Monday, May 27

US Spaceship ‘Odysseus’ Tipped After Touching Down The Moon Surface

Edited by Uzma Parveen

As the US-made spacecraft, Odysseus touched down on the moon on Thursday at 6.23 pm ET, in the South-polar region near the crater Malapret A, it caught a foot on the surface and tipped, causing it to tilt over informed Steve Altemus CEO, Intuitive Machines.

The Intuitive Machines 1 (IM-1, TO2-IM) mission objective is to place a NOVA-C lander, called Odysseus, at crater Malapert A near the south pole of the Moon. Odysseus, operated and designed, by NASA and Intuitive Machines, the Texas-based company, landed on the Moon for the first after more than 50 years. Altemus informed that Odysseus landed ‘near or at the intended landing site’ but caught a foot which caused it to tilt over.

According to the information provided by Intuitive Machine, the signal sent back from the spacecraft confirmed its successful landing.

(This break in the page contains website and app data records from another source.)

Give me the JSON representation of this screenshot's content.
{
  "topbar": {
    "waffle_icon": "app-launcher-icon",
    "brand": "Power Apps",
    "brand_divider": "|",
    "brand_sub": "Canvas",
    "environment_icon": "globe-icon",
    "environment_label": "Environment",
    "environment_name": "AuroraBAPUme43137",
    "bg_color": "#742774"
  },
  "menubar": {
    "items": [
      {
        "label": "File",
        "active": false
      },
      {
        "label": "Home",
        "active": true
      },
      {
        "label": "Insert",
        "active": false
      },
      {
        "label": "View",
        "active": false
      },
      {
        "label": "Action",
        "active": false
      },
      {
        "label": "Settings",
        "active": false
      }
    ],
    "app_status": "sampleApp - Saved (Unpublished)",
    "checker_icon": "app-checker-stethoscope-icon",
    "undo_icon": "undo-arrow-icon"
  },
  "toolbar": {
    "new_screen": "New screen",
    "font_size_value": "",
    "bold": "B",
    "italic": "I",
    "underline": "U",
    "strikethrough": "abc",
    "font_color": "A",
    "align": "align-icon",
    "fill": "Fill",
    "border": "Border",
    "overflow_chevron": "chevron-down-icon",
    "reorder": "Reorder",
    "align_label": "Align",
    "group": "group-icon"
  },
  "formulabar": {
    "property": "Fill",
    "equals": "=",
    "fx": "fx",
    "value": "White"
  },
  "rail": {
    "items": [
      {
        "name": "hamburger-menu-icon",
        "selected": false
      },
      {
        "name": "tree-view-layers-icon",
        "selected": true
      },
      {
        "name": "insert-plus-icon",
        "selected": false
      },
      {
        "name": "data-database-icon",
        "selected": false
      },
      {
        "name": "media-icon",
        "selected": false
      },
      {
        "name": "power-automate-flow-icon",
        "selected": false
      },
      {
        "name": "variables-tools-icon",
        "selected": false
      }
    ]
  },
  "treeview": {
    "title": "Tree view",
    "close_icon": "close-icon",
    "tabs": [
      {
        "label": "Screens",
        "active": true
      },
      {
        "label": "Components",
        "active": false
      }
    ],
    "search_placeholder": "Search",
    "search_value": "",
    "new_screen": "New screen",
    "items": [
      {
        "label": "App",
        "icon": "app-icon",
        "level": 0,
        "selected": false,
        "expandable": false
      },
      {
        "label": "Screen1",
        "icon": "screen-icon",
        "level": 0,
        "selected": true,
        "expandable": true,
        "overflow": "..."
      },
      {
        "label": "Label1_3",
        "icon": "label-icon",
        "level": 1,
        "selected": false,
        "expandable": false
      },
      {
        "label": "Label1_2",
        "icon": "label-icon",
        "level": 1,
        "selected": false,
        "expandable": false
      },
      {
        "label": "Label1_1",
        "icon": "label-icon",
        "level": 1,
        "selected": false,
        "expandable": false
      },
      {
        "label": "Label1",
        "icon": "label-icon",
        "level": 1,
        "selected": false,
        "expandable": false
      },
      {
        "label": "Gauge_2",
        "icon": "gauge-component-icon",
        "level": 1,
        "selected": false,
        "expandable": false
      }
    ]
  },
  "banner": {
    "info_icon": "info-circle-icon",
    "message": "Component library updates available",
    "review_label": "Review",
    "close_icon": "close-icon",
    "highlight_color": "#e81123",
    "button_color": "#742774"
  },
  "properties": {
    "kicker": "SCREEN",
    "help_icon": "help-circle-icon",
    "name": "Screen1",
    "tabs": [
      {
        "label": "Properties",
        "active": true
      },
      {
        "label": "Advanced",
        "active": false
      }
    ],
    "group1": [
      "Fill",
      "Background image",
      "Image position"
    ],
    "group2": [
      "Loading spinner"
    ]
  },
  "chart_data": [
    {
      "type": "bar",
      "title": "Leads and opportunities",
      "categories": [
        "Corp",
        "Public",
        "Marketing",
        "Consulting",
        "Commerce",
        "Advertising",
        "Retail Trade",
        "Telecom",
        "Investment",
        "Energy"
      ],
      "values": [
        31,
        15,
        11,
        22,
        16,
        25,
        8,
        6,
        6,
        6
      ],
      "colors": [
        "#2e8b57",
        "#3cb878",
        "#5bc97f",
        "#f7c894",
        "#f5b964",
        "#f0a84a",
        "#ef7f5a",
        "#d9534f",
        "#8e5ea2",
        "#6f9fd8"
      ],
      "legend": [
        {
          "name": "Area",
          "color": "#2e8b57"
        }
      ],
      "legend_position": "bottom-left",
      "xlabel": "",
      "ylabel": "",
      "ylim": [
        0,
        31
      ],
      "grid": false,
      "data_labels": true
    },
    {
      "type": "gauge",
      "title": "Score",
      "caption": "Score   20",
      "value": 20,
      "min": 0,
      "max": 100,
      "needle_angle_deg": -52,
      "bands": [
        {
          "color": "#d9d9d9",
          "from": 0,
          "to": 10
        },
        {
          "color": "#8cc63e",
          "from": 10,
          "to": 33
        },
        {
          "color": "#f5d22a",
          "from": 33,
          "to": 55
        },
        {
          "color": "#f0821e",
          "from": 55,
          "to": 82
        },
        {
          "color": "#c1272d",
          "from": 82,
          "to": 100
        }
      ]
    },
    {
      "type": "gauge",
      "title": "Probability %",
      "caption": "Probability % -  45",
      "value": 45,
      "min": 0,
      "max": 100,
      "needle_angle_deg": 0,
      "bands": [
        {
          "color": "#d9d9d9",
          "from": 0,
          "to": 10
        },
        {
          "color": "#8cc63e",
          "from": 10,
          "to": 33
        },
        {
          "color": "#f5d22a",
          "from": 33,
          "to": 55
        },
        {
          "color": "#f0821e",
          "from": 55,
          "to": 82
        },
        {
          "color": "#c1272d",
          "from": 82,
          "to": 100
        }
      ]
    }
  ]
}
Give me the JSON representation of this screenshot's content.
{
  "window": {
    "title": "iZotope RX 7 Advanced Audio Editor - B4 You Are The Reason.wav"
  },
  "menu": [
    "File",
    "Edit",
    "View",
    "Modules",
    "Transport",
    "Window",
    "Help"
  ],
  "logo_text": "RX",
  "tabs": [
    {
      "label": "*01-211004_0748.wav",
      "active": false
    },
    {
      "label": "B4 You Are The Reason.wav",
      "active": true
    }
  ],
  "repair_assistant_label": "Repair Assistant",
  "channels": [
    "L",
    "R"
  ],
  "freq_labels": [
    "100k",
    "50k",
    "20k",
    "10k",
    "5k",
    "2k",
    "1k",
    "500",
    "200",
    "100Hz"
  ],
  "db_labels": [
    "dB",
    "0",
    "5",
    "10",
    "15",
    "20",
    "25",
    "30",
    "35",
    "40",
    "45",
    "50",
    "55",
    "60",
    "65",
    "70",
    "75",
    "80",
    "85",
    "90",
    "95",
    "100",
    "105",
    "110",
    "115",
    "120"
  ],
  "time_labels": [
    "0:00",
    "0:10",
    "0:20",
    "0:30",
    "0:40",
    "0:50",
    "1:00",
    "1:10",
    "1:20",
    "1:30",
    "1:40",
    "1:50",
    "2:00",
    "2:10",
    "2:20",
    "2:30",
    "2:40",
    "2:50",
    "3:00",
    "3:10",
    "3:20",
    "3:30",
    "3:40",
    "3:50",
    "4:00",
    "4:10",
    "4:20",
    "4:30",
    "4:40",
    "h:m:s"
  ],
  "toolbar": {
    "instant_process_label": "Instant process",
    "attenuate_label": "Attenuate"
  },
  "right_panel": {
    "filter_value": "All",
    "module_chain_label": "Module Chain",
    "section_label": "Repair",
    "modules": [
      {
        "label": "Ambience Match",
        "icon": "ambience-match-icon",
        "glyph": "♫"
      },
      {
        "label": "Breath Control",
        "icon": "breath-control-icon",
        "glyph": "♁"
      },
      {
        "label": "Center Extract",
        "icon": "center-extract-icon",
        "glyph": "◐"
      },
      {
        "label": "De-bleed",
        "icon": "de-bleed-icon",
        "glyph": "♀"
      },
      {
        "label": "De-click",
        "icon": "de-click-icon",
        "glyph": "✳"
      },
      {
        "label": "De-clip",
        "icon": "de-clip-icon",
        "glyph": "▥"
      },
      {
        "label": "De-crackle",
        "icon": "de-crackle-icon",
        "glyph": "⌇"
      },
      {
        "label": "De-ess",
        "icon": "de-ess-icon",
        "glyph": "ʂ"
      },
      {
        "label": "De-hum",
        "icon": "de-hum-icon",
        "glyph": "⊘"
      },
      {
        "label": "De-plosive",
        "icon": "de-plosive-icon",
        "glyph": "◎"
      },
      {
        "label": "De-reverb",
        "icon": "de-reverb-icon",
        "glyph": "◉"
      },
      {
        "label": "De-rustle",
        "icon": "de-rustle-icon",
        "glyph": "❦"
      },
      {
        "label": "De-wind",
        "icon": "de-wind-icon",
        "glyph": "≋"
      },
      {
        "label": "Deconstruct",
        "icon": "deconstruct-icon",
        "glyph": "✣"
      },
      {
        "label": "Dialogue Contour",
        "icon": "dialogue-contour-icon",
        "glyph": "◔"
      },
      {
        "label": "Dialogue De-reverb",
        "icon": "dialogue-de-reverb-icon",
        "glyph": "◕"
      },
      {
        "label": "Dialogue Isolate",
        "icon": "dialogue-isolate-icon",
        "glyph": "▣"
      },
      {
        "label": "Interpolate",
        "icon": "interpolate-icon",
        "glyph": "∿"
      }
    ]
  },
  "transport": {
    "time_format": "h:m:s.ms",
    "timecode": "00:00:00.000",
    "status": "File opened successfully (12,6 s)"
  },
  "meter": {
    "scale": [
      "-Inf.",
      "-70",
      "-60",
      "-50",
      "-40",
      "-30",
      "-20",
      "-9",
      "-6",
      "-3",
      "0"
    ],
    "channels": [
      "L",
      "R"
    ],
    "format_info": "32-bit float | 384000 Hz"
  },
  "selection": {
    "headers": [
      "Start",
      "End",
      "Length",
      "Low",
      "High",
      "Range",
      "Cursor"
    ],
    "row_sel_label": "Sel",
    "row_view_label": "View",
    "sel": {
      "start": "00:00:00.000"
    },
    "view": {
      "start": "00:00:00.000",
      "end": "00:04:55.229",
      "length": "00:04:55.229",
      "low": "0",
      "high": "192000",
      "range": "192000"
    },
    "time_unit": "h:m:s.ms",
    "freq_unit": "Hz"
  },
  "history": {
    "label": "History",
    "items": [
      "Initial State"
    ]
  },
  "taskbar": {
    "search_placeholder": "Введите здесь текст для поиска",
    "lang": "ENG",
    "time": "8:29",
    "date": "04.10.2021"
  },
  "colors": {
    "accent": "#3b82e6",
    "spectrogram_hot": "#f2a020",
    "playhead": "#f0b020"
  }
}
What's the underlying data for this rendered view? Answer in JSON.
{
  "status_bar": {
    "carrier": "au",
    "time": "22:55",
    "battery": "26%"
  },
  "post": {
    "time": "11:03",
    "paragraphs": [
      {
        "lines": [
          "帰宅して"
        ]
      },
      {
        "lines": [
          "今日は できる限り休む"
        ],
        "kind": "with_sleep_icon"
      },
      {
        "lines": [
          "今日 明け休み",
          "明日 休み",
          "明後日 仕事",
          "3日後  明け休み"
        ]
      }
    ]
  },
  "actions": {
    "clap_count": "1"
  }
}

The landing site is expected to contain frozen water that might sustain a future permanent lunar outpost. The site’s numerous craters make it extremely difficult to navigate.

NASA provided $118 million in funding to Intuitive Machines for the mission, under its Commercial Lunar Payload Services (CLPS) program. The CLPS program awards contracts to private partners. The Mission is also a part of the Artemis program aimed at sending humans back to the moon.

The hexagonal-shaped lander is 14ft (14.3 metres) tall and has six legs which used NASA’s experimental laser navigation system to guide its descent, as the laser instrument from Intuitive Machines failed to work. The lander is designed to operate for 7 days on solar energy before the sun sets over the polar landing site.

Another component, called EagleCam, was a cube containing cameras manufactured by Embry-Riddle Aeronautical University. It was supposed to detach 30 seconds before the landing to capture images of Odysseus touching down, but due to a malfunction with the navigation system, it was switched off during the descent. However, EagleCam will be released in a few days to take a photo of the lander from about 26 ft away, informed Troy Henderson from Embry-Riddle.

Odysseus’s position on the moon is still unclear making the final picture of the lander on the surface difficult.

The NASA payload onboard will focus on collecting data on space weather interactions with the moon’s surface, radio astronomy, and other aspects of the lunar environment. This information is crucial for future landers and NASA planned return of astronauts to the moon in the coming year.